Jamie Oliver claims he has "lost faith" in the Government as a result of his ongoing battle over nutritional standards in schools.
The chef and campaigner has already been at loggerheads with Education Secretary Michael Gove over the failure to extend the regulations to Academy schools.
Oliver's Channel 4 series about school lunches led to new standards being introduced in order to ensure healthier food.
But in recent months the presenter has been angered by the situation with Academies which he believes effectively allows them to bypass regulations.
Mr Gove suggested in the House of Commons this week that there would be a development in the near future, although he stressed it was not a reversal of the stance.
He said: "All schools need to improve the quality of their meals, and we'll be making an announcement shortly - not a U-turn - but building upon the platform that Jamie Oliver has created."

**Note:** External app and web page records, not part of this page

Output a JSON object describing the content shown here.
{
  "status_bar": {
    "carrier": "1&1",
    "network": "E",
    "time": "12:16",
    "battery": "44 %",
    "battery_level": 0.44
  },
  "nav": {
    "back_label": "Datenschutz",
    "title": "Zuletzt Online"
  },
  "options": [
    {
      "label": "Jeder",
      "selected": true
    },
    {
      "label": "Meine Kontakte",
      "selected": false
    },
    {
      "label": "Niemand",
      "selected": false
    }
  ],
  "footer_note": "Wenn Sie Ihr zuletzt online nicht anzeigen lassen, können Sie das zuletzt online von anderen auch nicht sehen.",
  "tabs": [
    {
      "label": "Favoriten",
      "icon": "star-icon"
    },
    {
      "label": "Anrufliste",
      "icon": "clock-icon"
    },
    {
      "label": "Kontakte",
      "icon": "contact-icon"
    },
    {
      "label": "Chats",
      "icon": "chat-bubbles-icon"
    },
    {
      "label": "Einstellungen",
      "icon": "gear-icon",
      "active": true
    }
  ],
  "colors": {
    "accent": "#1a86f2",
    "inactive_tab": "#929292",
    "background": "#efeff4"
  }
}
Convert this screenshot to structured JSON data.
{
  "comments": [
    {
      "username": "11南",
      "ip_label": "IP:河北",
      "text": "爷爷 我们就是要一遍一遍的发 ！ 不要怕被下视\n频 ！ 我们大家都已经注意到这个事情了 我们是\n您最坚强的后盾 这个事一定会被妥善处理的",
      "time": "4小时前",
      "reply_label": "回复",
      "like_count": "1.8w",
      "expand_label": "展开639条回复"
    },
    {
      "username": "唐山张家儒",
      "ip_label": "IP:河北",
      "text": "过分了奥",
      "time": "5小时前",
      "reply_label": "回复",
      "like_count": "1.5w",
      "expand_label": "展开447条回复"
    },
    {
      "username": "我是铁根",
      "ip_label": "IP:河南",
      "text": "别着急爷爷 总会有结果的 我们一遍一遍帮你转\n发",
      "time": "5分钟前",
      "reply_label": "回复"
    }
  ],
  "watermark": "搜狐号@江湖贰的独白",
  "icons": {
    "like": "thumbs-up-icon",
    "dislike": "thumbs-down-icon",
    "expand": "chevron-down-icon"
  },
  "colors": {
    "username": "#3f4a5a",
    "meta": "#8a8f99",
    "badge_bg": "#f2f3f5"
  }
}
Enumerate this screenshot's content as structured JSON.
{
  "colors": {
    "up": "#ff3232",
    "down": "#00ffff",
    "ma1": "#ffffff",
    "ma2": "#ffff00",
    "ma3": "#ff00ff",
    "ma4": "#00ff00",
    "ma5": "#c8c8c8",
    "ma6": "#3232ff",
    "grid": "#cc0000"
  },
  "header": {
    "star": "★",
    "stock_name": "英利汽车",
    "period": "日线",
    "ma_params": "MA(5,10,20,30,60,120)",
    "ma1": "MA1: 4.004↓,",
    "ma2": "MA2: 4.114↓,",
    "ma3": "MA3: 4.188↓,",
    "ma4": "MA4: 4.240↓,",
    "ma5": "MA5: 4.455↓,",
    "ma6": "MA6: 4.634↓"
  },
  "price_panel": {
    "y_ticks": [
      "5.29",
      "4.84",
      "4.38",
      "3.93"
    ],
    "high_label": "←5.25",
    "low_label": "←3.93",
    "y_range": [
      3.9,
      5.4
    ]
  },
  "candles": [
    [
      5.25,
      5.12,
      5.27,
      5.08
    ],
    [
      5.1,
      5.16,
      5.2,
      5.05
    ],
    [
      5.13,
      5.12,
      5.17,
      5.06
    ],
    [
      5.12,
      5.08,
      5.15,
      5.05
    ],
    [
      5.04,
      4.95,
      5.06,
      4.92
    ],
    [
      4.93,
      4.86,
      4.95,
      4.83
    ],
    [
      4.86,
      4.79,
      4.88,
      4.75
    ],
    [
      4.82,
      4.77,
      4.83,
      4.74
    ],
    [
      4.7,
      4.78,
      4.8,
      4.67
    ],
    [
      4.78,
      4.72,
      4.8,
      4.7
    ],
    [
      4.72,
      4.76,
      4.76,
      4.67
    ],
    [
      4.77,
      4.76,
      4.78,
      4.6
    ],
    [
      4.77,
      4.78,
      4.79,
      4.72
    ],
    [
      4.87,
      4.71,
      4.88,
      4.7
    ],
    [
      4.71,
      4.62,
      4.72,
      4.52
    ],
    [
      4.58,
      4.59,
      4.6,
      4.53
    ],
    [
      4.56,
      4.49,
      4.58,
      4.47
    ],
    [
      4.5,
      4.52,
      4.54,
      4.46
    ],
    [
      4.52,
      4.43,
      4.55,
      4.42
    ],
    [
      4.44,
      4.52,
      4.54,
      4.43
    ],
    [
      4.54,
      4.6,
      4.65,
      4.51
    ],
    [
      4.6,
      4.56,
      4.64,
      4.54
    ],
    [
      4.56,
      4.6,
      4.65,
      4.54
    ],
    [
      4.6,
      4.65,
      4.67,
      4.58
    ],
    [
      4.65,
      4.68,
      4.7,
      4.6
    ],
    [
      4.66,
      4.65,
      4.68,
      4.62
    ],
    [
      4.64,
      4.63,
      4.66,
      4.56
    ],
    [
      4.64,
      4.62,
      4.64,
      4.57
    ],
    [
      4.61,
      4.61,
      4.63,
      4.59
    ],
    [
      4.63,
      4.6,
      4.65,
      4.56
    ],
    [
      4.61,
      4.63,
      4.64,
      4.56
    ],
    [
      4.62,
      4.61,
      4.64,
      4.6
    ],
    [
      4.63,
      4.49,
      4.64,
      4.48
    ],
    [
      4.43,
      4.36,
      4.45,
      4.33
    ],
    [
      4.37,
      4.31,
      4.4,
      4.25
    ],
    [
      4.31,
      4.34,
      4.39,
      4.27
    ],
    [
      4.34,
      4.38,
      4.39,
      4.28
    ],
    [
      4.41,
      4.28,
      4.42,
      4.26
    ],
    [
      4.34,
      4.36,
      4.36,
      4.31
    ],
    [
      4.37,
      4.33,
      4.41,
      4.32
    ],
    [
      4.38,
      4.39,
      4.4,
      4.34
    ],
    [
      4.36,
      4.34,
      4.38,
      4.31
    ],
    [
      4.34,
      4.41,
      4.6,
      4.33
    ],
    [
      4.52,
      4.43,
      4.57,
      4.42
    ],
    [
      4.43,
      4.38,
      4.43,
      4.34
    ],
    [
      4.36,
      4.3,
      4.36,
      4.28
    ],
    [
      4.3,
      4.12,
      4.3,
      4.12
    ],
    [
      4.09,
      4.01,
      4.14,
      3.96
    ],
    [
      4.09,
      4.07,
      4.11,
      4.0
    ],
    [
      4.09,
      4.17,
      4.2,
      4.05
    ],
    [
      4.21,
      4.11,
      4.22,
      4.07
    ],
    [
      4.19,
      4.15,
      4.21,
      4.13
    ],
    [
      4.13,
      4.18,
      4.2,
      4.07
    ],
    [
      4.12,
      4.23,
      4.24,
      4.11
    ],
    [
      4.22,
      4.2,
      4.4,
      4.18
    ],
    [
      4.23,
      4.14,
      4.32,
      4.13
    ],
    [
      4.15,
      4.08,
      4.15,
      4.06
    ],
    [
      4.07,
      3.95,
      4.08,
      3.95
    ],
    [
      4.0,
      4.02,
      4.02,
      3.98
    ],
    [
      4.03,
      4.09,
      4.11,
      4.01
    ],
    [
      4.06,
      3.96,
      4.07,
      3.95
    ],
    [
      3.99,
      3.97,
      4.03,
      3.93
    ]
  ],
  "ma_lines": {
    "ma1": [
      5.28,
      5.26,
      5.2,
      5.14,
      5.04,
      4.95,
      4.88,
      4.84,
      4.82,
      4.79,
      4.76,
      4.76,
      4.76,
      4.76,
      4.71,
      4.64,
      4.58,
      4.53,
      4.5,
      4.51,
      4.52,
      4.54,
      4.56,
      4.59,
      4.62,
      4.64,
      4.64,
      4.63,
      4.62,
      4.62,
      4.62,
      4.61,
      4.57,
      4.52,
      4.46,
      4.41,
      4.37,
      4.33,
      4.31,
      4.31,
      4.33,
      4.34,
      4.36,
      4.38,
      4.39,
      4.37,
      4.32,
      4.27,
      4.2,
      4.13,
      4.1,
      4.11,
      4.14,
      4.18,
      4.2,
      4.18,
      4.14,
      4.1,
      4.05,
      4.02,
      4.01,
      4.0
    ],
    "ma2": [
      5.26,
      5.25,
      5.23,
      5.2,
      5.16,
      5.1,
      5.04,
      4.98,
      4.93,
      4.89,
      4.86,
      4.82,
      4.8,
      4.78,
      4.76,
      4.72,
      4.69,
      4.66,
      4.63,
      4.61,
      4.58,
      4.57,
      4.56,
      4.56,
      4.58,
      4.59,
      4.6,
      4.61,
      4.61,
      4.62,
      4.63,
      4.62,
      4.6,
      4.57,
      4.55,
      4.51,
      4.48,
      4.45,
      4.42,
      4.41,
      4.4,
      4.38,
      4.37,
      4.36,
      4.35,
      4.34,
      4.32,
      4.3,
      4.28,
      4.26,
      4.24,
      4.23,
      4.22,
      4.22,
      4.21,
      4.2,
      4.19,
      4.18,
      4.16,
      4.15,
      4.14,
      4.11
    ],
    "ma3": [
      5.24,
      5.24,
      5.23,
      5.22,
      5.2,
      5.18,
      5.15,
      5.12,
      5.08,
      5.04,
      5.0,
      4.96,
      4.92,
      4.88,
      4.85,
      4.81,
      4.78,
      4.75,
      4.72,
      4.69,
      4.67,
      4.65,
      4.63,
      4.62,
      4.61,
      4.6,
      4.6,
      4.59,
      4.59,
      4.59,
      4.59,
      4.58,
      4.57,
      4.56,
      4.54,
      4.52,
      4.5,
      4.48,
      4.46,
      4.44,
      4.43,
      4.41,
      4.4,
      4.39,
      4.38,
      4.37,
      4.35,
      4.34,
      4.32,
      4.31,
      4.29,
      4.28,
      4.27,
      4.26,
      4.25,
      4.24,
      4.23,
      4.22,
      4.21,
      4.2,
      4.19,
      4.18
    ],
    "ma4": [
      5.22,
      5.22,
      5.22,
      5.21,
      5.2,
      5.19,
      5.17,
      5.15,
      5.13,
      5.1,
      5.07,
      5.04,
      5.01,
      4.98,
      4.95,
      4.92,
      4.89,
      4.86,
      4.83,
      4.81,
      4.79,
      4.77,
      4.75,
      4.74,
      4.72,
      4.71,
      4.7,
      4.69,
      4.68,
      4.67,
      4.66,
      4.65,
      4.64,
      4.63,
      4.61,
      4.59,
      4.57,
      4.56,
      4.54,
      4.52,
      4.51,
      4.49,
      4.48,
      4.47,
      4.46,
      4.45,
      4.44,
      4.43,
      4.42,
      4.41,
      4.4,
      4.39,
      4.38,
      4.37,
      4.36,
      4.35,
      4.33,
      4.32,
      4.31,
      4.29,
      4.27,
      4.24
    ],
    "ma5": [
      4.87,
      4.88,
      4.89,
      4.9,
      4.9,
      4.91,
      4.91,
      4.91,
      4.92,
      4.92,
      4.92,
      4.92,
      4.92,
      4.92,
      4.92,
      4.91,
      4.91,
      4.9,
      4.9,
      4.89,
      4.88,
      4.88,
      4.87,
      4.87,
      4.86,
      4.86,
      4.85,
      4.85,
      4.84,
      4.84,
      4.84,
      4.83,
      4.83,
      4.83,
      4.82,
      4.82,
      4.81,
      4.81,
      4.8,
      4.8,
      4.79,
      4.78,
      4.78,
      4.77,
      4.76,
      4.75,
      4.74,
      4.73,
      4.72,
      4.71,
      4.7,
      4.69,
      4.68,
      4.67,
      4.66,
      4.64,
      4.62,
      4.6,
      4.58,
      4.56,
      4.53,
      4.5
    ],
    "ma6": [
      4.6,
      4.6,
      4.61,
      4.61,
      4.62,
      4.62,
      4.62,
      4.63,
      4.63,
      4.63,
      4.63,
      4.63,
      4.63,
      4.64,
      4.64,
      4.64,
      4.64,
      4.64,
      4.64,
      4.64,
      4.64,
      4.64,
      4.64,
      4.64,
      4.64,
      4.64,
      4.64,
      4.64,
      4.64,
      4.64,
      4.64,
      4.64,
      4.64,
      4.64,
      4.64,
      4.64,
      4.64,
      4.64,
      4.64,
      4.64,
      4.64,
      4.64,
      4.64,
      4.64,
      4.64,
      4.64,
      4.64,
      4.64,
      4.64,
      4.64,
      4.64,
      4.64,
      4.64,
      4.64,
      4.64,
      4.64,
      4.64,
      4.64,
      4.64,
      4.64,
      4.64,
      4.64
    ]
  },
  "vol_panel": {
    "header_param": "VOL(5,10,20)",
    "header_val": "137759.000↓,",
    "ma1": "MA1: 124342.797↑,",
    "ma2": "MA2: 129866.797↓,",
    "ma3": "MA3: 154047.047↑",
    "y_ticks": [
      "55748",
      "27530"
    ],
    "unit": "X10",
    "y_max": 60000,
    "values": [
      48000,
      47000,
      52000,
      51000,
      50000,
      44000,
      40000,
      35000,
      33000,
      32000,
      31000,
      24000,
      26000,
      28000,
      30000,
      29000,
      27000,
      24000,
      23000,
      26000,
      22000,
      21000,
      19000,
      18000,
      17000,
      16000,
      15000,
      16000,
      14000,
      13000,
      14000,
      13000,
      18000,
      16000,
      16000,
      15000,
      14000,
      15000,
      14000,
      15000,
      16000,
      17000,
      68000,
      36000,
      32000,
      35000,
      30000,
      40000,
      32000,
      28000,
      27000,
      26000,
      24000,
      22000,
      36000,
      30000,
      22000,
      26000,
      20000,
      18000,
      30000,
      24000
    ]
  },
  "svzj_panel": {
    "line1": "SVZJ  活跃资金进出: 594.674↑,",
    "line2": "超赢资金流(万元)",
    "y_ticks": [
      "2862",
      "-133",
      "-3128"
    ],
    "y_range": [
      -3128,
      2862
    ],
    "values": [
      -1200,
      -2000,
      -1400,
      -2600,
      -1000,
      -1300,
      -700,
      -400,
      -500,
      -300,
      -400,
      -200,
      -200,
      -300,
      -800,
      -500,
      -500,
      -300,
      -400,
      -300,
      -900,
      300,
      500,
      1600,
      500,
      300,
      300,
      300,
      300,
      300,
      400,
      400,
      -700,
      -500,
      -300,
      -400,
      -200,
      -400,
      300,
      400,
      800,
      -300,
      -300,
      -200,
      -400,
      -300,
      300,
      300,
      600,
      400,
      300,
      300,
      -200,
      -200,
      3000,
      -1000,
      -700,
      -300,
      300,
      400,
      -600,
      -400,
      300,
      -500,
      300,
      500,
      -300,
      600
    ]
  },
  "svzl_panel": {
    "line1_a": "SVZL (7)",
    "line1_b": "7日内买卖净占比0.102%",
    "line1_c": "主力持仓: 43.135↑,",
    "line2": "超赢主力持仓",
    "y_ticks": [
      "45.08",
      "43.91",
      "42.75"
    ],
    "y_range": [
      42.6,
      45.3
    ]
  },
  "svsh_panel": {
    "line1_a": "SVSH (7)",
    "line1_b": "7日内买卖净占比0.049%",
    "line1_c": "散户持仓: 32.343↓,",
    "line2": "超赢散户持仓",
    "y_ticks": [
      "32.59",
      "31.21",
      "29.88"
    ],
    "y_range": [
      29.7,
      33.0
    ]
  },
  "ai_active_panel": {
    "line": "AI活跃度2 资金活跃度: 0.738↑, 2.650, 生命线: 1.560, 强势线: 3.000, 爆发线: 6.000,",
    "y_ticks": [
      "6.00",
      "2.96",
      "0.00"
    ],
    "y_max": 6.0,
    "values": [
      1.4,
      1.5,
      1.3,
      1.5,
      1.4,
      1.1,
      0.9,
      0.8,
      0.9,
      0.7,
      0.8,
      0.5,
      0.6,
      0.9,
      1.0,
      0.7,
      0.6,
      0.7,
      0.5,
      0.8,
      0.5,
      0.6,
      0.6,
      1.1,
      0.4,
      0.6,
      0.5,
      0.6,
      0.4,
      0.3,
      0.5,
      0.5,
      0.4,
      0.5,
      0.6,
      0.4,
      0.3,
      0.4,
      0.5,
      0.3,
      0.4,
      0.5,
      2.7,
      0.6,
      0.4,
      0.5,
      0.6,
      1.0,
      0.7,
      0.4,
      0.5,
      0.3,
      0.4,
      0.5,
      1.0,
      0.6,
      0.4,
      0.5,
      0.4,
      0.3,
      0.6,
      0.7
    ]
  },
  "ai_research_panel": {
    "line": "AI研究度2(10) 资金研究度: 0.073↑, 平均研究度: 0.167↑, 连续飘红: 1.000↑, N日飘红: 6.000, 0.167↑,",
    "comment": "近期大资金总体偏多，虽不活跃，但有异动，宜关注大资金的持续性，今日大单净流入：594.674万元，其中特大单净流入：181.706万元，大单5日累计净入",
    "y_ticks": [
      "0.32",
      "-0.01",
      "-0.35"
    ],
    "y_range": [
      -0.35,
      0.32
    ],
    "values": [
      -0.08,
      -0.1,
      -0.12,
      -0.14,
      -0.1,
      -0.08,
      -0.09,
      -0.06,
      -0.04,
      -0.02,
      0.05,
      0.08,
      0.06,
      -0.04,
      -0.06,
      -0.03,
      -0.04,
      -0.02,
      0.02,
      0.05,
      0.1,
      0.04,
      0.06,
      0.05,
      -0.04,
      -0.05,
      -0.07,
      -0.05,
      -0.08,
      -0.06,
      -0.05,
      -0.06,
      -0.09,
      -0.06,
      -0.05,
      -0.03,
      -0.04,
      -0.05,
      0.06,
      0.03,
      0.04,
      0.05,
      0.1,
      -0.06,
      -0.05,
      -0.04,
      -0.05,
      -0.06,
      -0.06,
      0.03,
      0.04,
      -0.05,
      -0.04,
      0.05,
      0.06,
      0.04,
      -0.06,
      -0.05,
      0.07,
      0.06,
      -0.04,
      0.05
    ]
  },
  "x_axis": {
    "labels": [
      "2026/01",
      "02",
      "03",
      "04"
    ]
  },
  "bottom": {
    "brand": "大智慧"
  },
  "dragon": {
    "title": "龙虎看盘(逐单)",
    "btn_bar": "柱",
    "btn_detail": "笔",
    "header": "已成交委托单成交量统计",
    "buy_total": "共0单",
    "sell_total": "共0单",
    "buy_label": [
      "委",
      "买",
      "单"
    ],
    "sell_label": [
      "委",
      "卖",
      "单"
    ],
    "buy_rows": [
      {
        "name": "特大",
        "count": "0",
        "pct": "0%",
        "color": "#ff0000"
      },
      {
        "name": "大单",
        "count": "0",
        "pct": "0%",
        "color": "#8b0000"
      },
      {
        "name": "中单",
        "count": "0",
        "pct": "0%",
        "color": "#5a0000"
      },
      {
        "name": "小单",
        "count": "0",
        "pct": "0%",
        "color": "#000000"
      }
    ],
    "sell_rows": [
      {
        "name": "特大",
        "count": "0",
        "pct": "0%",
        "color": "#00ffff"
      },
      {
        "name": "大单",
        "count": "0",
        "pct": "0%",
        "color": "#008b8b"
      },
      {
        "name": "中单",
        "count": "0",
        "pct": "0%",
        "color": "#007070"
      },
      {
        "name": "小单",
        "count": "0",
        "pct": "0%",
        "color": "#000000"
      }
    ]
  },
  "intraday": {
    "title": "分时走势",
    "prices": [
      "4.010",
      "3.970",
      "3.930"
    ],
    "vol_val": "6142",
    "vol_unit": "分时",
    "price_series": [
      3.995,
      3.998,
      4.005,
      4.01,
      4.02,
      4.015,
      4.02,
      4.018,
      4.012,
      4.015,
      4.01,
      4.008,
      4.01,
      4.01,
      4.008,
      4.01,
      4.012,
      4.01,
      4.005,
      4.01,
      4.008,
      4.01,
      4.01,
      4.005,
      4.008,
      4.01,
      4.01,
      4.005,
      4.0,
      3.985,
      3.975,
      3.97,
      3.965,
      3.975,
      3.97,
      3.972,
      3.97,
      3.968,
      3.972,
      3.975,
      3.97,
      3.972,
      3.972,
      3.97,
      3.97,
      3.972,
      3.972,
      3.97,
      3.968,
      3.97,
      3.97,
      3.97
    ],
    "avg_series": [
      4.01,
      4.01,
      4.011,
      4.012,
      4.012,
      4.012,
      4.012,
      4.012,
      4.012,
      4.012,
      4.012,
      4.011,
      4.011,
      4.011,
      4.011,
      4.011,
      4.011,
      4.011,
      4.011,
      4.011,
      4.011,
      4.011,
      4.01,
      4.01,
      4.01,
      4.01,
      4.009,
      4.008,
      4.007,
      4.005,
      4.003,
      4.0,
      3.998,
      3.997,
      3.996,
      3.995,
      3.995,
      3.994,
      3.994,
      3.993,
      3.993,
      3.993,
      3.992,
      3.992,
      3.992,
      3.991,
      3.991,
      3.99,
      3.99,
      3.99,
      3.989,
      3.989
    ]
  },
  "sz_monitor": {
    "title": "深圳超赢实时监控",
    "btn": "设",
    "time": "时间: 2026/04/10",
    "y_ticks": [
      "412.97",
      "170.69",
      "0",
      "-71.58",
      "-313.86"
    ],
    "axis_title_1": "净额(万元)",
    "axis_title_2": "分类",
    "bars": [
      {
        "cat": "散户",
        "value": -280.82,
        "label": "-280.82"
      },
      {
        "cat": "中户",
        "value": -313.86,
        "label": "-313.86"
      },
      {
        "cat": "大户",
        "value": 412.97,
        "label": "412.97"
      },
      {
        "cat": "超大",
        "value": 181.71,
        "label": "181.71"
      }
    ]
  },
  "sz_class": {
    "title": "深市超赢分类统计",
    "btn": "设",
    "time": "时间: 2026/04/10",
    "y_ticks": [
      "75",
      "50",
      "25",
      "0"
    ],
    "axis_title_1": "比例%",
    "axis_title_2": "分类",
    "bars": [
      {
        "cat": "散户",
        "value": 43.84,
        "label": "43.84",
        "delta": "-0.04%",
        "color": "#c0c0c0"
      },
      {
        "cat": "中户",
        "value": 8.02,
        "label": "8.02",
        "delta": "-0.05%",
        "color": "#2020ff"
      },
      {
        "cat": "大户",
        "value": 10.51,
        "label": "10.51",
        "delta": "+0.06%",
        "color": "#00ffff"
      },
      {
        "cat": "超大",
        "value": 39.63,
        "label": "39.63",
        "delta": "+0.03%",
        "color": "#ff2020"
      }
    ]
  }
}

However, Oliver said the standards were effectively being eroded at a time when obesity was becoming more widespread and he saw the Government's position as "illogical, unreasonable and weird".
"I've lost faith in Government. I'll pay my taxes, but I don't particularly expect to see anything," he said in an interview with the Press Association.
"Michael Gove is a nice enough chap and he's got great energy, but it took me a couple of meetings to realise there's no point in going back again.
"He was just charming me and telling me that he is eroding everything that the public demanded and asked for."
He said the catering industry now accepted the school meals standards as "a great status quo".
"Even people in his own office don't understand why he's so passionate about something that represents a level playing field," the chef said of Mr Gove.
"He's saying that he doesn't want to tell people what to do, but the thing is, you have standards for nursing, teaching and these are legal requirements and standards.
"I don't think in this current health environment, that one man has the right to take away something that would help prolong people's lives and make them more enjoyable and hopefully set up some better habits long-term."
Oliver - who is hosting his food and music festival The Big Feastival at Blur star Alex James's farm in Kingham, Oxfordshire on September 1 and 2 - went on: "I'm devastated about the whole thing - also, it's illogical, unreasonable and weird."
He added: "I know people don't want to over-manage or micro-manage, but we are in the middle of two extremes - hunger and obesity.
"For the first time, the latter has taken over famine. It's a massive, massive problem and what he's basically saying is that he's not going to change his mind about it, until he's out of power or if it proves to make a negative difference.
"The thing is, these standards will take about two or three years to fully erode. I don't understand why we have to go through this erosion one way or another."
Mr Gove spoke in the Commons earlier this week when asked by shadow education minister Sharon Hodgson when the Government would be ensuring all children benefited from healthy school meals.
He responded: "I applaud her passion on this, as I do that of Jamie Oliver."
* Oliver's Big Feastival features headliners such Texas, Guillemots and Razorlight. Further details are at www.thebigfeastival.com.